Once you start keeping a garden you will find that the health benefits we listed below will infiltrate your life and the positive effects to be astronomical. Let’s get started.
It’s good for Your Brain
In 2006 a group of scientists kept tabs on nearly 3,000 people ranging anywhere from 16 years old to 60. They wanted to find out if gardening had an effect on dementia. The study found that the risk of developing the cognitive disorder to be lowered by nearly forty percent.
Gardening doesn’t just help dementia patients, the Journal of Alzheimer’s Disease reported that gardening can help reduce a person’s risk of developing Alzheimer’s by half.
It Reduces Stress
Keeping a garden can deplete your body of all that stress that the ups and downs of everyday life can have on our bodies and minds. If you can get outside and stick your hands in the dirt you’ll find that you walk away from it feeling far more relaxed and ready for another day.
On experiment had one group of subject’s garden for an half an hour while another group read.
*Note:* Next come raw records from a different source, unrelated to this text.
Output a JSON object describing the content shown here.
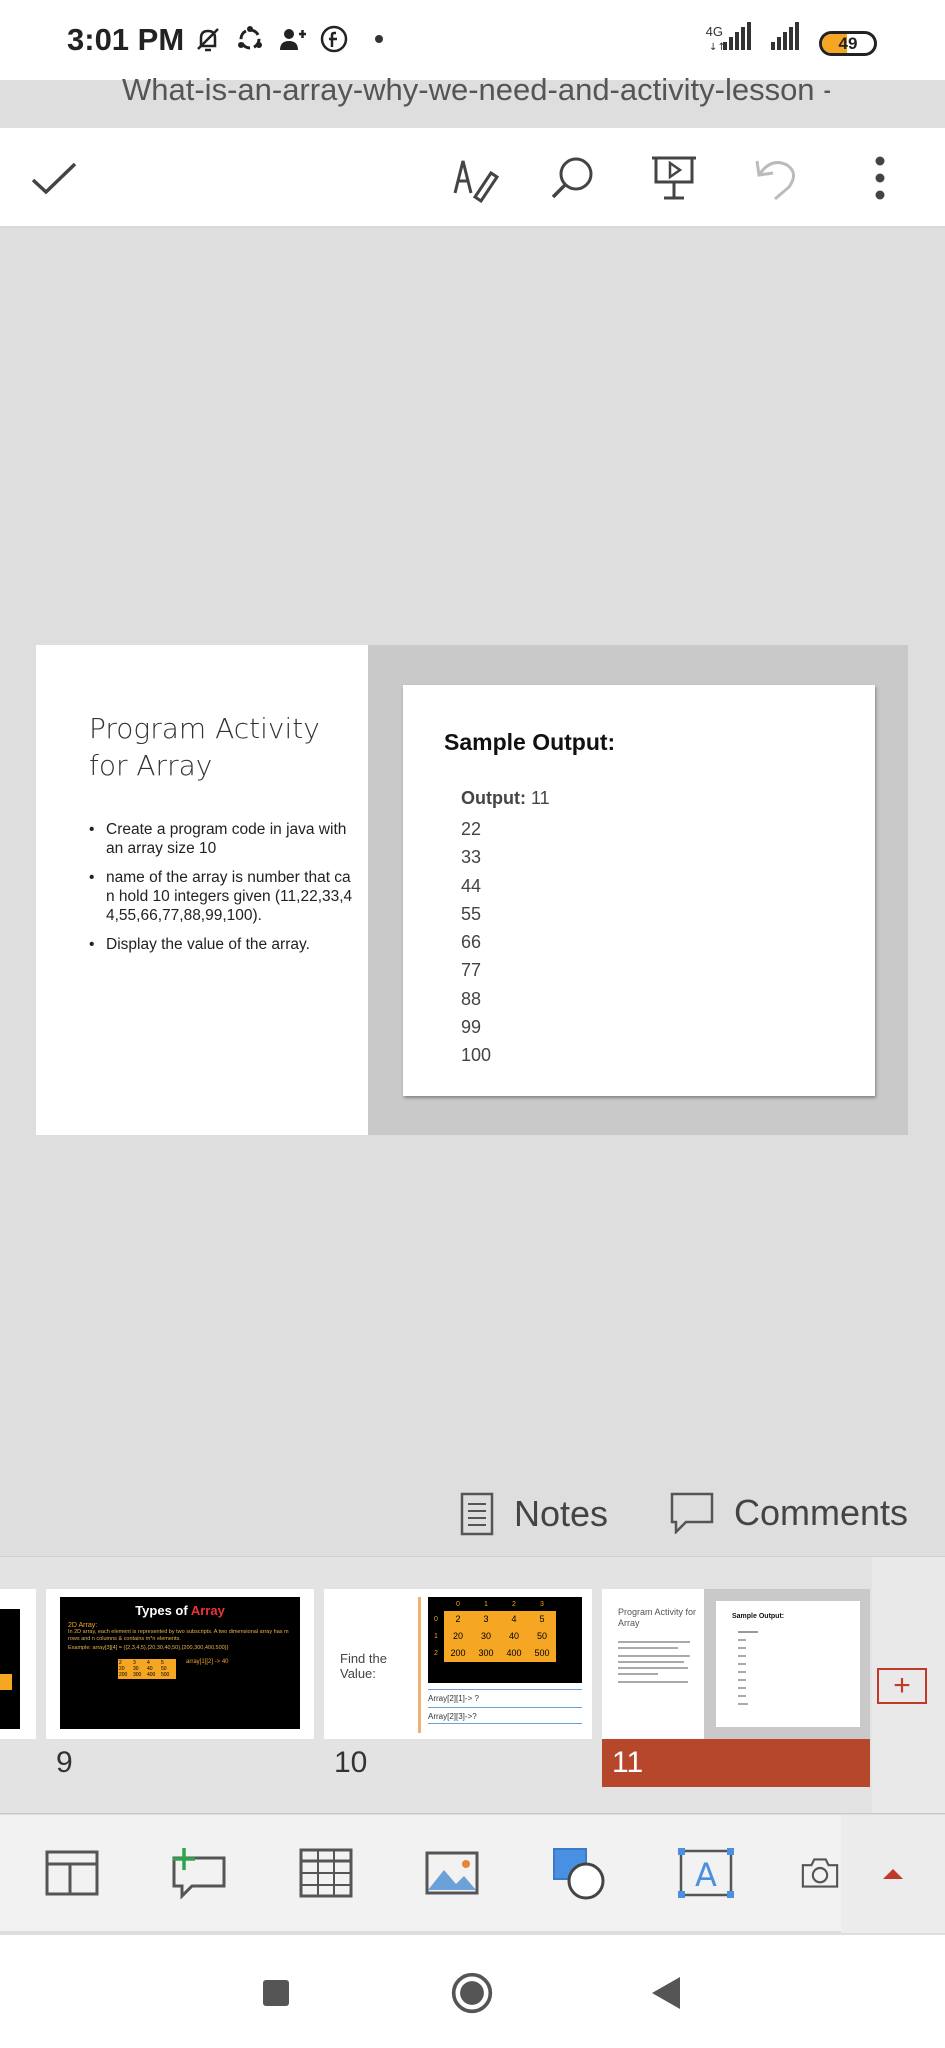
{
  "status_bar": {
    "time": "3:01 PM",
    "network_label": "4G",
    "battery": "49",
    "battery_level": 0.49,
    "icons": [
      "mute-bell-icon",
      "sync-icon",
      "add-user-icon",
      "facebook-icon"
    ]
  },
  "document": {
    "title": "What-is-an-array-why-we-need-and-activity-lesson - S"
  },
  "toolbar": {
    "icons": [
      "checkmark-icon",
      "pen-icon",
      "search-icon",
      "present-icon",
      "undo-icon",
      "more-icon"
    ]
  },
  "slide": {
    "title": "Program Activity for Array",
    "bullets": [
      "Create a program code in java with an array size 10",
      "name of the array is number that can hold 10 integers given (11,22,33,44,55,66,77,88,99,100).",
      "Display the value of the array."
    ],
    "card": {
      "title": "Sample Output:",
      "output_label": "Output:",
      "values": [
        "11",
        "22",
        "33",
        "44",
        "55",
        "66",
        "77",
        "88",
        "99",
        "100"
      ]
    }
  },
  "panels": {
    "notes_label": "Notes",
    "comments_label": "Comments"
  },
  "thumbnails": [
    {
      "number": "9",
      "title_prefix": "Types of ",
      "title_highlight": "Array",
      "heading": "2D Array:",
      "line": "In 2D array, each element is represented by two subscripts. A two dimensional array has m rows and n columns & contains m*n elements.",
      "example": "Example: array[3][4] = {{2,3,4,5},{20,30,40,50},{200,300,400,500}}",
      "result": "array[1][2] -> 40",
      "grid": [
        [
          "2",
          "3",
          "4",
          "5"
        ],
        [
          "20",
          "30",
          "40",
          "50"
        ],
        [
          "200",
          "300",
          "400",
          "500"
        ]
      ]
    },
    {
      "number": "10",
      "label": "Find the Value:",
      "col_headers": [
        "0",
        "1",
        "2",
        "3"
      ],
      "row_headers": [
        "0",
        "1",
        "2"
      ],
      "grid": [
        [
          "2",
          "3",
          "4",
          "5"
        ],
        [
          "20",
          "30",
          "40",
          "50"
        ],
        [
          "200",
          "300",
          "400",
          "500"
        ]
      ],
      "q1": "Array[2][1]-> ?",
      "q2": "Array[2][3]->?"
    },
    {
      "number": "11",
      "title": "Program Activity for Array",
      "card_title": "Sample Output:",
      "active": true
    }
  ],
  "add_slide_label": "+",
  "insert_toolbar": {
    "icons": [
      "layout-icon",
      "new-comment-icon",
      "table-icon",
      "picture-icon",
      "shapes-icon",
      "textbox-icon",
      "camera-icon",
      "collapse-up-icon"
    ]
  },
  "nav_bar": {
    "icons": [
      "recents-square-icon",
      "home-circle-icon",
      "back-triangle-icon"
    ]
  },
  "colors": {
    "accent": "#B7472A",
    "thumb_orange": "#F5A623",
    "slide_bg": "#C9C9C9"
  }
}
Afterward they found that both groups were less stressed than when they started their activity but the gardening had a greater impact than reading.
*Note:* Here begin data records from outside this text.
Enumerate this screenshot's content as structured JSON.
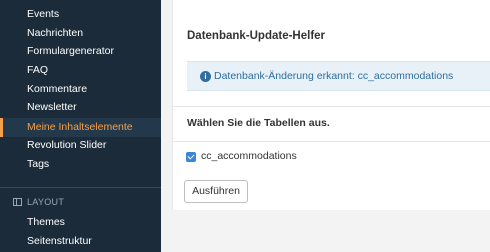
{
  "sidebar": {
    "items": [
      {
        "label": "Events"
      },
      {
        "label": "Nachrichten"
      },
      {
        "label": "Formulargenerator"
      },
      {
        "label": "FAQ"
      },
      {
        "label": "Kommentare"
      },
      {
        "label": "Newsletter"
      },
      {
        "label": "Meine Inhaltselemente",
        "active": true
      },
      {
        "label": "Revolution Slider"
      },
      {
        "label": "Tags"
      }
    ],
    "section_header": "LAYOUT",
    "layout_items": [
      {
        "label": "Themes"
      },
      {
        "label": "Seitenstruktur"
      }
    ]
  },
  "main": {
    "title": "Datenbank-Update-Helfer",
    "info_message": "Datenbank-Änderung erkannt: cc_accommodations",
    "select_tables_label": "Wählen Sie die Tabellen aus.",
    "tables": [
      {
        "label": "cc_accommodations",
        "checked": true
      }
    ],
    "execute_button": "Ausführen"
  },
  "colors": {
    "sidebar_bg": "#1c2b39",
    "active_accent": "#f5a046",
    "info_text": "#2f6e9e",
    "checkbox": "#3a86d8"
  },
  "icons": {
    "info": "info-circle-icon",
    "layout": "layout-icon",
    "checkbox": "checkmark-icon"
  }
}
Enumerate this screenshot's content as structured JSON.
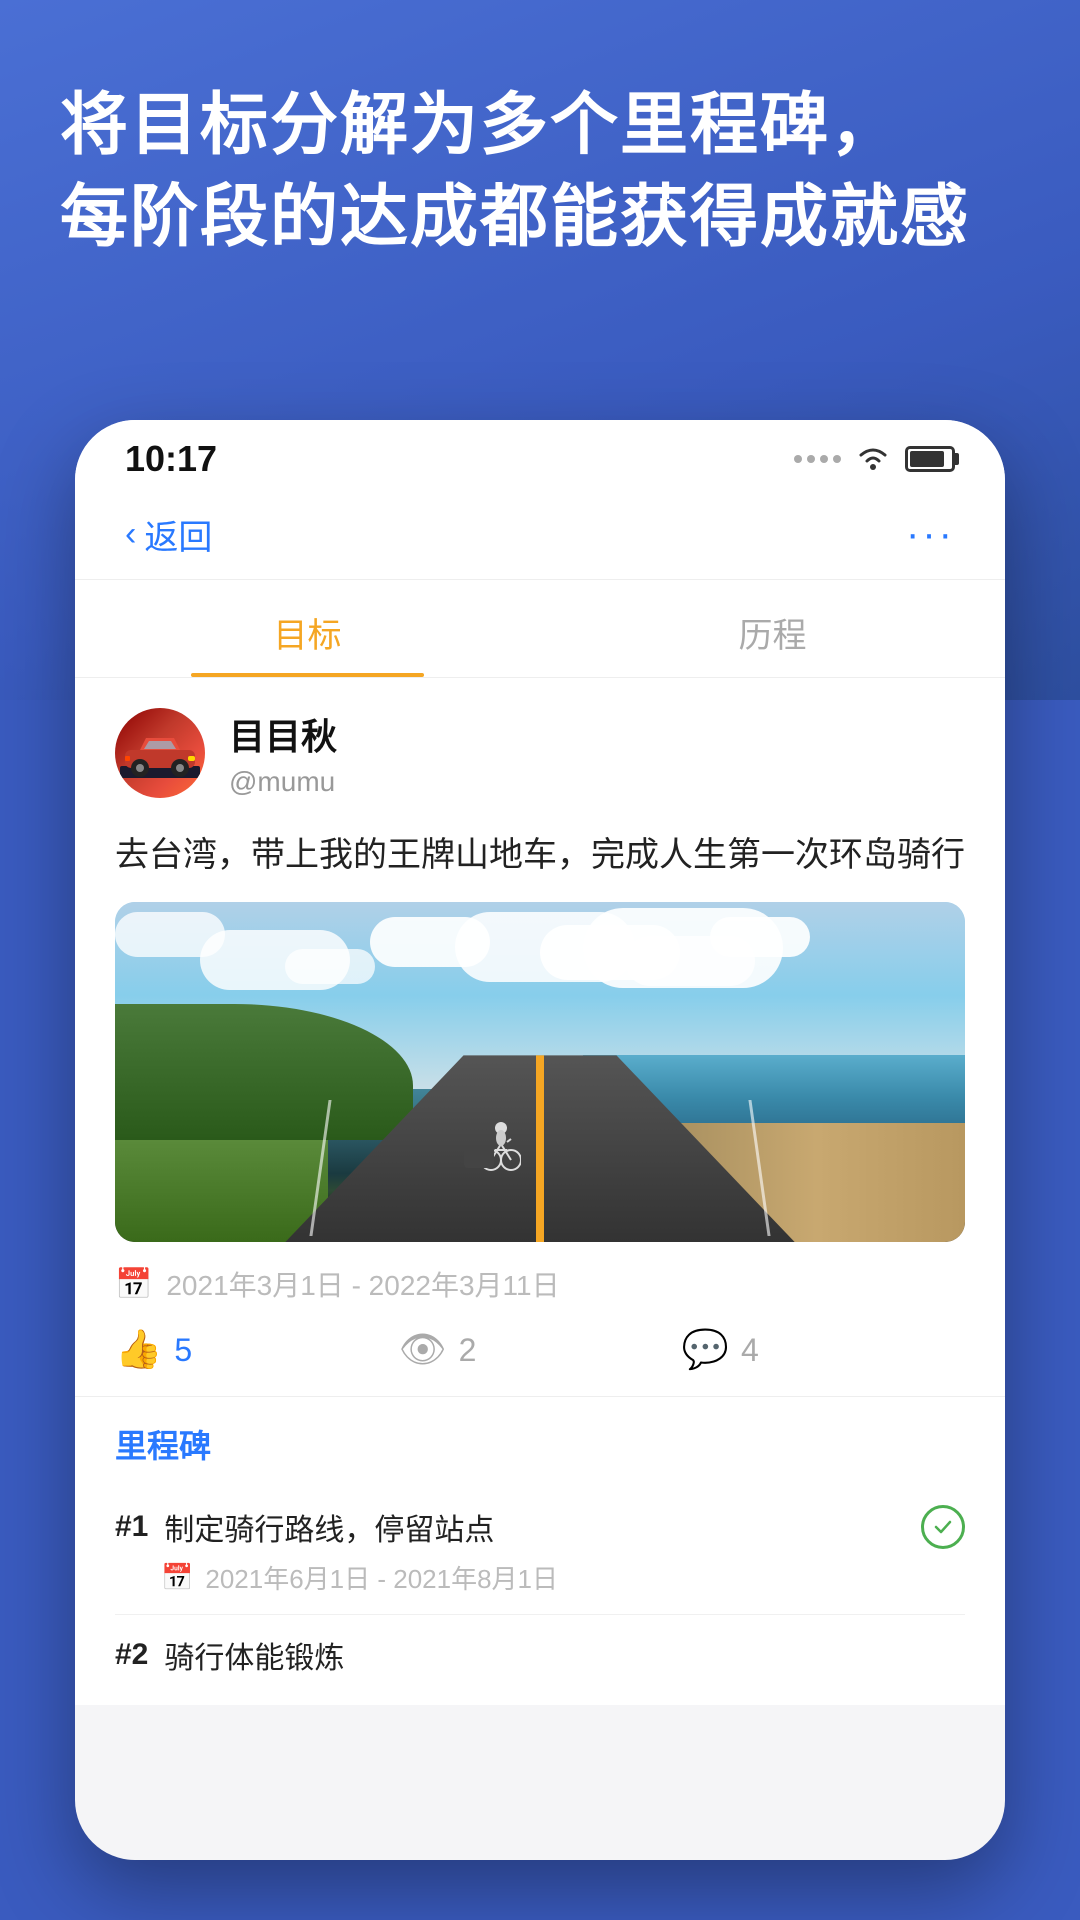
{
  "background": {
    "color": "#3a5bbf"
  },
  "hero": {
    "title": "将目标分解为多个里程碑，\n每阶段的达成都能获得成就感"
  },
  "statusBar": {
    "time": "10:17",
    "wifi": true,
    "battery": 85
  },
  "navBar": {
    "backLabel": "返回",
    "moreLabel": "···"
  },
  "tabs": [
    {
      "id": "goal",
      "label": "目标",
      "active": true
    },
    {
      "id": "history",
      "label": "历程",
      "active": false
    }
  ],
  "post": {
    "userName": "目目秋",
    "userHandle": "@mumu",
    "goalText": "去台湾，带上我的王牌山地车，完成人生第一次环岛骑行",
    "dateRange": "2021年3月1日 - 2022年3月11日",
    "stats": {
      "likes": "5",
      "views": "2",
      "comments": "4"
    }
  },
  "milestones": {
    "sectionTitle": "里程碑",
    "items": [
      {
        "num": "#1",
        "name": "制定骑行路线，停留站点",
        "dateRange": "2021年6月1日 - 2021年8月1日",
        "completed": true
      },
      {
        "num": "#2",
        "name": "骑行体能锻炼",
        "dateRange": "",
        "completed": false
      }
    ]
  }
}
It Lifts Your Mood
You might suffer from anxiety or depression, although it’s obvious that with one comes the other. More and more studies have shown that these types of affliction can be battled with gardening. It keeps the blues away by giving the sufferer a creative outlet in which to work and ends up leaving them satisfied with their accomplishments.
If you have children who tend to be depressed or anxiety helping in the garden could benefit their disability greatly.
You Get Exercise
This especially applies to outdoor gardens when you are lifting bags of soil and digging holes in the ground.
The simple act of keeping your garden will force you to use muscles in your body that you haven’t used in a while, unless you are one of those people who is devoted to working out every part of your body.
You Get Vitamin D
Another benefit to an outdoor garden is the sunshine that you obtain when you are out in the yard. Of course, too much sun is no good so be sure to wear your sunscreen. Still, as protected as we need to keep ourselves from the harmful rays of the sun, it isn’t good to avoid it altogether.
Getting some sun on your skin is good for your mood, your health, and your bones. This is all do to the vitamin D that is supplied by the sunlight. Of course, there are other ways to get your daily dose of vitamin D, which are the vegetables you are growing in your garden.
It Helps You Sleep Better
All of that great exercise and sunlight will have an even greater impact on the way you sleep at night, which also has a direct connection with how you feel when you wake up.
Folks who toss and turn at night don’t get the opportunity for their bodies and minds to repair themselves, which can lead to all kinds of health problems. Working in a garden regularly will tire you out and enable you to catch that must needed rest.
You Eat Better
When you bring in a bounty of vegetables you are forced to eat them. No one wants to spend time working in a garden only to have the produce rot or given away.
When you grow a garden you are making sure your kitchen is constantly filled with fresh herbs, fruits, and vegetables.
This way you eat healthier and so does your family.
These are only a few ways in which gardening can help you be an all-around healthy person. After you read them it’s amazing how, like our bodies, everything we do affects another.
Our health is so intertwined with our actions it’s amazing. So get your garden started and set out on the health track of a lifetime.